■ Your goal ■
Could you repeat the data word for word while skipping the pictures?

■ Available records ■
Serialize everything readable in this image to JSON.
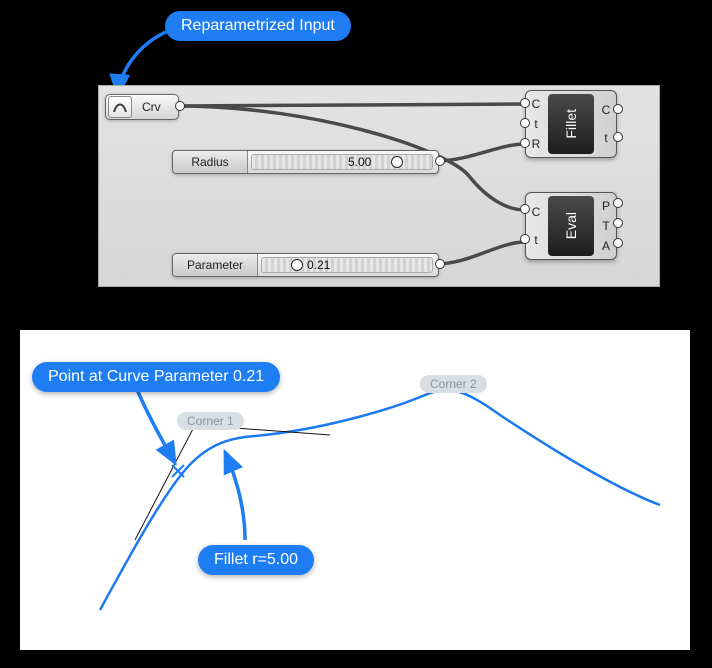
{
  "annotations": {
    "reparametrized": "Reparametrized Input",
    "point_at_param": "Point at Curve Parameter 0.21",
    "fillet_r": "Fillet r=5.00",
    "corner1": "Corner 1",
    "corner2": "Corner 2"
  },
  "graph": {
    "curve_param": {
      "label": "Crv"
    },
    "radius_slider": {
      "label": "Radius",
      "value": "5.00"
    },
    "param_slider": {
      "label": "Parameter",
      "value": "0.21"
    },
    "fillet": {
      "name": "Fillet",
      "in": [
        "C",
        "t",
        "R"
      ],
      "out": [
        "C",
        "t"
      ]
    },
    "eval": {
      "name": "Eval",
      "in": [
        "C",
        "t"
      ],
      "out": [
        "P",
        "T",
        "A"
      ]
    }
  },
  "colors": {
    "accent": "#1e7df2",
    "wire": "#4a4a4a",
    "curve": "#1b7af0"
  }
}
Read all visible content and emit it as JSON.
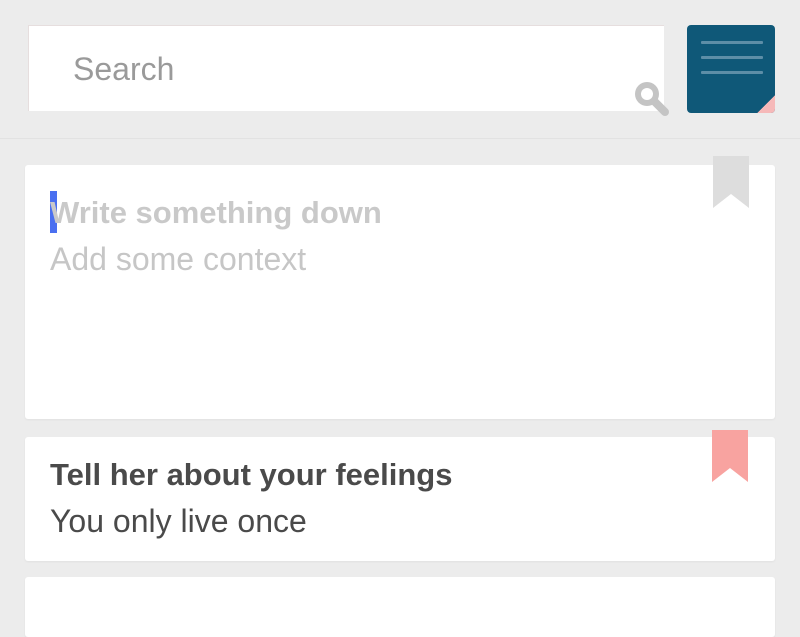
{
  "search": {
    "placeholder": "Search",
    "icon": "search-icon"
  },
  "menu": {
    "icon": "menu-icon",
    "color": "#0f5878",
    "corner_color": "#f4a7a7"
  },
  "editor": {
    "title_placeholder": "Write something down",
    "context_placeholder": "Add some context",
    "bookmark_icon": "bookmark-icon",
    "bookmark_color": "#dddddd",
    "cursor_color": "#4a6ff0"
  },
  "notes": [
    {
      "title": "Tell her about your feelings",
      "subtitle": "You only live once",
      "bookmark_icon": "bookmark-icon",
      "bookmark_color": "#f8a3a0"
    }
  ]
}
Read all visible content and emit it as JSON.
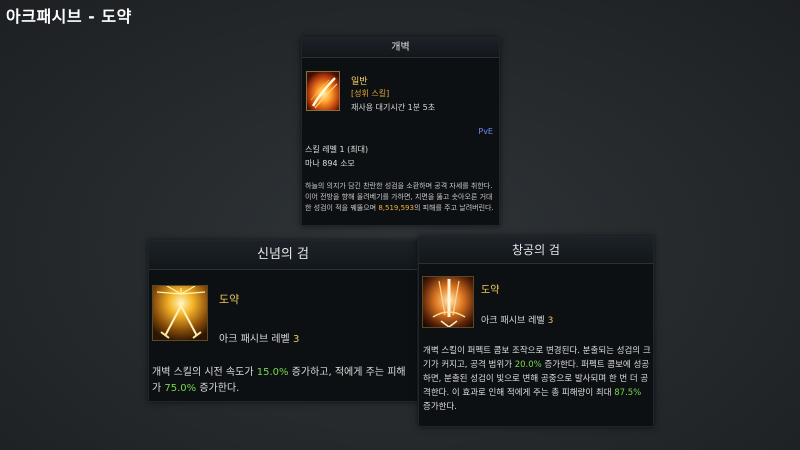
{
  "page": {
    "title": "아크패시브 - 도약"
  },
  "skill_tooltip": {
    "header": "개벽",
    "rank": "일반",
    "tag": "[성휘 스킬]",
    "cooldown": "재사용 대기시간 1분 5초",
    "mode": "PvE",
    "level": "스킬 레벨 1 (최대)",
    "mana": "마나 894 소모",
    "description": {
      "pre": "하늘의 의지가 담긴 찬란한 성검을 소환하며 공격 자세를 취한다. 이어 전방을 향해 올려베기를 가하면, 지면을 뚫고 솟아오른 거대한 성검이 적을 꿰뚫으며 ",
      "damage": "8,519,593",
      "post": "의 피해를 주고 날려버린다."
    },
    "icon": "fire-slash-icon"
  },
  "tripods": [
    {
      "header": "신념의 검",
      "name": "도약",
      "ark_level_label": "아크 패시브 레벨",
      "ark_level": "3",
      "icon": "crossed-swords-light-icon",
      "desc": {
        "p1": "개벽 스킬의 시전 속도가 ",
        "v1": "15.0%",
        "p2": " 증가하고, 적에게 주는 피해가 ",
        "v2": "75.0%",
        "p3": " 증가한다."
      }
    },
    {
      "header": "창공의 검",
      "name": "도약",
      "ark_level_label": "아크 패시브 레벨",
      "ark_level": "3",
      "icon": "sky-sword-strike-icon",
      "desc": {
        "p1": "개벽 스킬이 퍼펙트 콤보 조작으로 변경된다. 분출되는 성검의 크기가 커지고, 공격 범위가 ",
        "v1": "20.0%",
        "p2": " 증가한다. 퍼펙트 콤보에 성공하면, 분출된 성검이 빛으로 변해 공중으로 발사되며 한 번 더 공격한다. 이 효과로 인해 적에게 주는 총 피해량이 최대 ",
        "v2": "87.5%",
        "p3": " 증가한다."
      }
    }
  ],
  "colors": {
    "gold": "#f0c75a",
    "green": "#7bd54a",
    "orange": "#f2b23a",
    "pve_blue": "#6d8cff"
  }
}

■ Answer below ■
Serialize everything readable in this image to JSON.
{
  "annotations": {
    "reparametrized": "Reparametrized Input",
    "point_at_param": "Point at Curve Parameter 0.21",
    "fillet_r": "Fillet r=5.00",
    "corner1": "Corner 1",
    "corner2": "Corner 2"
  },
  "graph": {
    "curve_param": {
      "label": "Crv"
    },
    "radius_slider": {
      "label": "Radius",
      "value": "5.00"
    },
    "param_slider": {
      "label": "Parameter",
      "value": "0.21"
    },
    "fillet": {
      "name": "Fillet",
      "in": [
        "C",
        "t",
        "R"
      ],
      "out": [
        "C",
        "t"
      ]
    },
    "eval": {
      "name": "Eval",
      "in": [
        "C",
        "t"
      ],
      "out": [
        "P",
        "T",
        "A"
      ]
    }
  },
  "colors": {
    "accent": "#1e7df2",
    "wire": "#4a4a4a",
    "curve": "#1b7af0"
  }
}
Read all visible content and emit it as JSON.
{
  "search": {
    "placeholder": "Search",
    "icon": "search-icon"
  },
  "menu": {
    "icon": "menu-icon",
    "color": "#0f5878",
    "corner_color": "#f4a7a7"
  },
  "editor": {
    "title_placeholder": "Write something down",
    "context_placeholder": "Add some context",
    "bookmark_icon": "bookmark-icon",
    "bookmark_color": "#dddddd",
    "cursor_color": "#4a6ff0"
  },
  "notes": [
    {
      "title": "Tell her about your feelings",
      "subtitle": "You only live once",
      "bookmark_icon": "bookmark-icon",
      "bookmark_color": "#f8a3a0"
    }
  ]
}
Read all visible content and emit it as JSON.
{
  "page": {
    "title": "아크패시브 - 도약"
  },
  "skill_tooltip": {
    "header": "개벽",
    "rank": "일반",
    "tag": "[성휘 스킬]",
    "cooldown": "재사용 대기시간 1분 5초",
    "mode": "PvE",
    "level": "스킬 레벨 1 (최대)",
    "mana": "마나 894 소모",
    "description": {
      "pre": "하늘의 의지가 담긴 찬란한 성검을 소환하며 공격 자세를 취한다. 이어 전방을 향해 올려베기를 가하면, 지면을 뚫고 솟아오른 거대한 성검이 적을 꿰뚫으며 ",
      "damage": "8,519,593",
      "post": "의 피해를 주고 날려버린다."
    },
    "icon": "fire-slash-icon"
  },
  "tripods": [
    {
      "header": "신념의 검",
      "name": "도약",
      "ark_level_label": "아크 패시브 레벨",
      "ark_level": "3",
      "icon": "crossed-swords-light-icon",
      "desc": {
        "p1": "개벽 스킬의 시전 속도가 ",
        "v1": "15.0%",
        "p2": " 증가하고, 적에게 주는 피해가 ",
        "v2": "75.0%",
        "p3": " 증가한다."
      }
    },
    {
      "header": "창공의 검",
      "name": "도약",
      "ark_level_label": "아크 패시브 레벨",
      "ark_level": "3",
      "icon": "sky-sword-strike-icon",
      "desc": {
        "p1": "개벽 스킬이 퍼펙트 콤보 조작으로 변경된다. 분출되는 성검의 크기가 커지고, 공격 범위가 ",
        "v1": "20.0%",
        "p2": " 증가한다. 퍼펙트 콤보에 성공하면, 분출된 성검이 빛으로 변해 공중으로 발사되며 한 번 더 공격한다. 이 효과로 인해 적에게 주는 총 피해량이 최대 ",
        "v2": "87.5%",
        "p3": " 증가한다."
      }
    }
  ],
  "colors": {
    "gold": "#f0c75a",
    "green": "#7bd54a",
    "orange": "#f2b23a",
    "pve_blue": "#6d8cff"
  }
}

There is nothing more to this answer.